The magic rubber bullet theory
Last week the site +972 published a disturbing piece by Noam Rotem and the pseudonymous John Brown about the killing of two Palestinian youths inside an occupied village six years ago. The article was first published on a Hebrew site called Local Call.
Muhammed Qadus, 15, and Usaid Qadus, 17, were shot and killed on March 20, 2010, when an Israeli unit entered their occupied village outside Nablus, because settlers had been coming on to village lands, setting off stone-throwing by young men. Muhammed and Usaid had just been dropped off in the village by a taxi, when this happened:
The deputy battalion commander, Major R., testified that during the soldiers’ retreat, he himself shot two rubber bullets towards the protesters who were standing at a distance of 70 meters (230 feet), and saw that one of them was hit in his arm. In reality, the first shot hit Usaid’s head and the bullet pierced his skull. The second shot hit Muhammed’s chest as he rushed toward Usaid. The shots were fired from a heavy-barrel rifle, preferred by sharpshooters, with an advanced scope.
During an investigation of the incident, Major R. stood by the claim that he had fired rubber bullets at the youths. The problem was that doctors who examined the boys’ wounds said they had been hit by live fire. And the x-ray of Usaid’s skull, above, confirmed this understanding.
Not only was Major R. never charged with the killings, let alone lying about his gun– but this is how the Israeli army recently responded to the investigation by Local Call journalists Brown and Rotem.
On March 20, 2010, a violent riot took place on the outskirts of the village of Iraq Burin. Following claims that Muhammed and Usaid Qadus were shot by an IDF soldier, a comprehensive military police investigation was immediately initiated, to clarify the circumstances of this incident. According to the findings of this investigation, the rioters threw stones [massively] at an IDF force, in a way which posed a real threat to the soldiers. In response, the commander of the force shot in the direction of the rioters.
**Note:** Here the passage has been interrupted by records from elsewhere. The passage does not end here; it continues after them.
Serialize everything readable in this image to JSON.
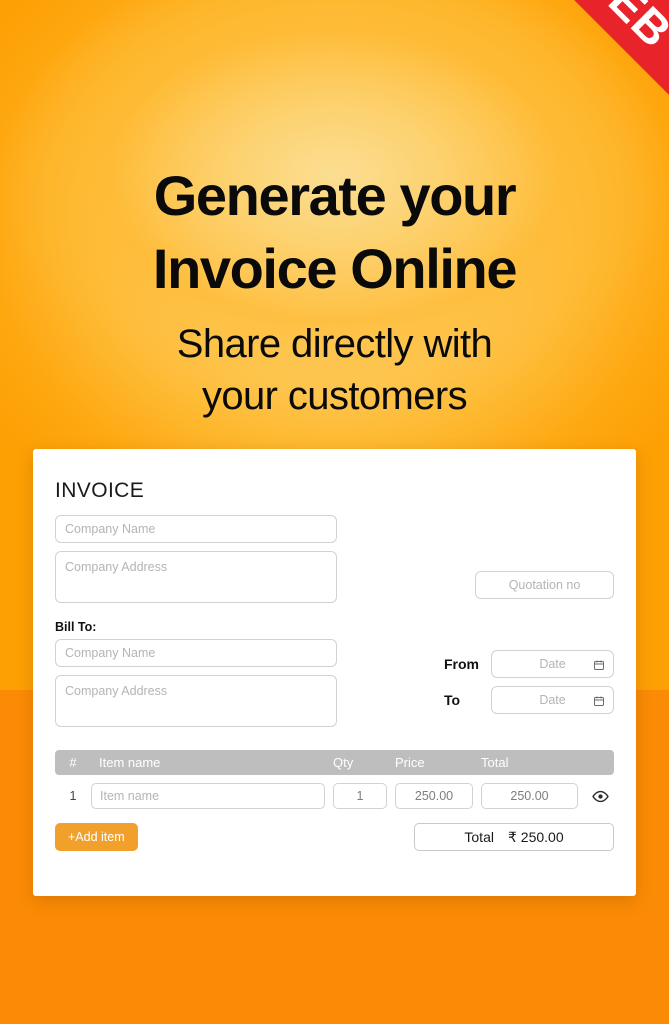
{
  "ribbon": {
    "label": "WEB"
  },
  "hero": {
    "headline_line1": "Generate your",
    "headline_line2": "Invoice Online",
    "subhead_line1": "Share directly with",
    "subhead_line2": "your customers"
  },
  "card": {
    "title": "INVOICE",
    "seller": {
      "company_name_placeholder": "Company Name",
      "company_name_value": "",
      "company_address_placeholder": "Company Address",
      "company_address_value": ""
    },
    "quotation": {
      "placeholder": "Quotation no",
      "value": ""
    },
    "bill_to": {
      "label": "Bill To:",
      "company_name_placeholder": "Company Name",
      "company_name_value": "",
      "company_address_placeholder": "Company Address",
      "company_address_value": ""
    },
    "dates": {
      "from_label": "From",
      "to_label": "To",
      "from_placeholder": "Date",
      "to_placeholder": "Date",
      "from_value": "",
      "to_value": "",
      "calendar_icon": "calendar-icon"
    },
    "items_table": {
      "columns": [
        "#",
        "Item name",
        "Qty",
        "Price",
        "Total"
      ],
      "rows": [
        {
          "index": "1",
          "item_name_placeholder": "Item name",
          "item_name_value": "",
          "qty": "1",
          "price": "250.00",
          "total": "250.00",
          "preview_icon": "eye-icon"
        }
      ]
    },
    "add_item_label": "+Add item",
    "total": {
      "label": "Total",
      "currency": "₹",
      "amount": "250.00"
    }
  },
  "colors": {
    "background_top": "#FFA800",
    "background_bottom": "#FB8B05",
    "glow": "#FBDE92",
    "ribbon_red": "#E8242A",
    "accent_orange": "#F2A02C",
    "table_header_gray": "#BEBEBE",
    "card_white": "#FFFFFF",
    "text_dark": "#0A0A0A",
    "placeholder_gray": "#B4B4B4"
  }
}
According to the findings of the investigation, it was impossible to rule out the officer’s claim that the shooting had been carried out with rubber bullets only, and it was impossible to conclude that the shooting led to the death of the deceased, due to a refusal on the part of their families to conduct an autopsy at the time. Therefore, it was decided to close the case.
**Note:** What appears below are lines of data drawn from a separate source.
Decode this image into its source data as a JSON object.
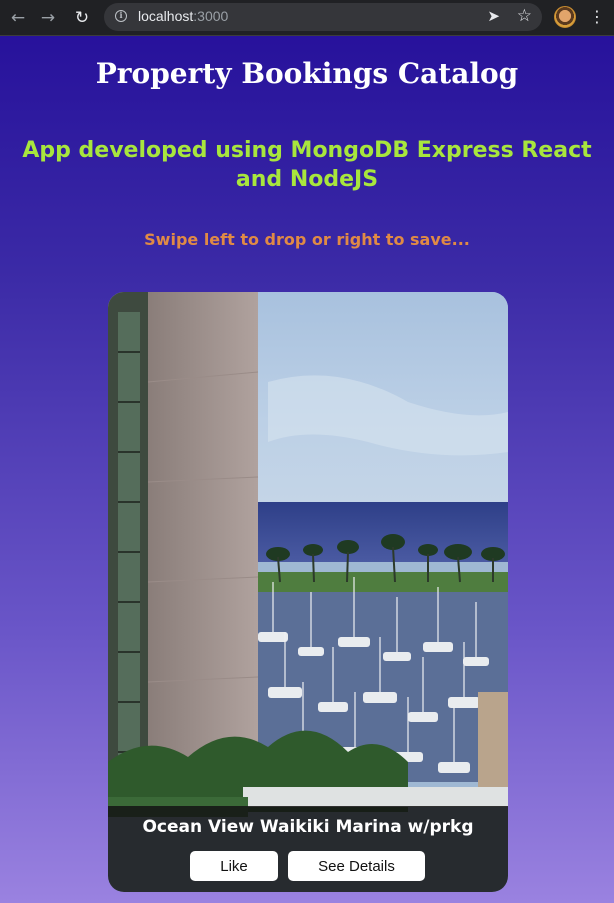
{
  "browser": {
    "url_host": "localhost",
    "url_port": ":3000",
    "icons": {
      "back": "arrow-left-icon",
      "forward": "arrow-right-icon",
      "reload": "reload-icon",
      "info": "info-icon",
      "send": "send-icon",
      "bookmark": "star-icon",
      "menu": "kebab-menu-icon"
    }
  },
  "header": {
    "title": "Property Bookings Catalog",
    "subtitle": "App developed using MongoDB Express React and NodeJS",
    "instructions": "Swipe left to drop or right to save..."
  },
  "card": {
    "title": "Ocean View Waikiki Marina w/prkg",
    "like_label": "Like",
    "details_label": "See Details"
  },
  "colors": {
    "title": "#ffffff",
    "subtitle": "#a8e63d",
    "instructions": "#e08a45",
    "background_top": "#240e9a",
    "background_bottom": "#9a82e0"
  }
}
In other words, the lie about the bullet in 2010 was repeated recently, in 2016, in an effort to make the case disappear. The major is clearly lying. The army response to reports is absurd and an insult to intelligence, on its face; and yet the Israeli army never believes that it will face any consequences for stonewalling and lies. And forgive me for my ballistical analysis, but doesn’t it look like that bullet entered the back of Qusay’s head?
The investigative reporters at Local Call also related the following about Major R.
We usually do not deal with the motives leading to killing incidents, but in this case there is what appears to be relevant material. R. has posted vulgar and offensive comments about Palestinians on his Facebook page in the past. For example, in July 2014, he wrote that “in Gaza there are two kinds of gnats, and both go up to the sky when they meet the IDF.” He also liked comments stating that Arabs were primitive, as well as comments calling leftists the Hebrew equivalent of “kike.”
This ideology may have played a role in the shooting. Perhaps not. In any case, it is a blood-curdling case.
Yakov Hirsch read the statements by Major R and relates them to the current climate in Israel in support of the medic who killed a Palestinian man lying incapacitated on the ground in March:
The story that will never be told Is how much of the Israeli killings and the “mistakes” by soldiers, come from “incitement” by Benjamin Netanyahu and others about the Palestinians, from the result of the best Hasbara campaign of all time, the successful dehumanization of the Palestinian people.
In my opinion, the long and short of this story and a hundred others, is that as much as Israel can get away with, they treat their own soldiers who commit war crimes against the Palestinians as if they were are all part of the same tribal war against their Palestinian enemy. It goes without saying there is no comparable mindset in any western army in the world.
Thanks to Ofer Neiman.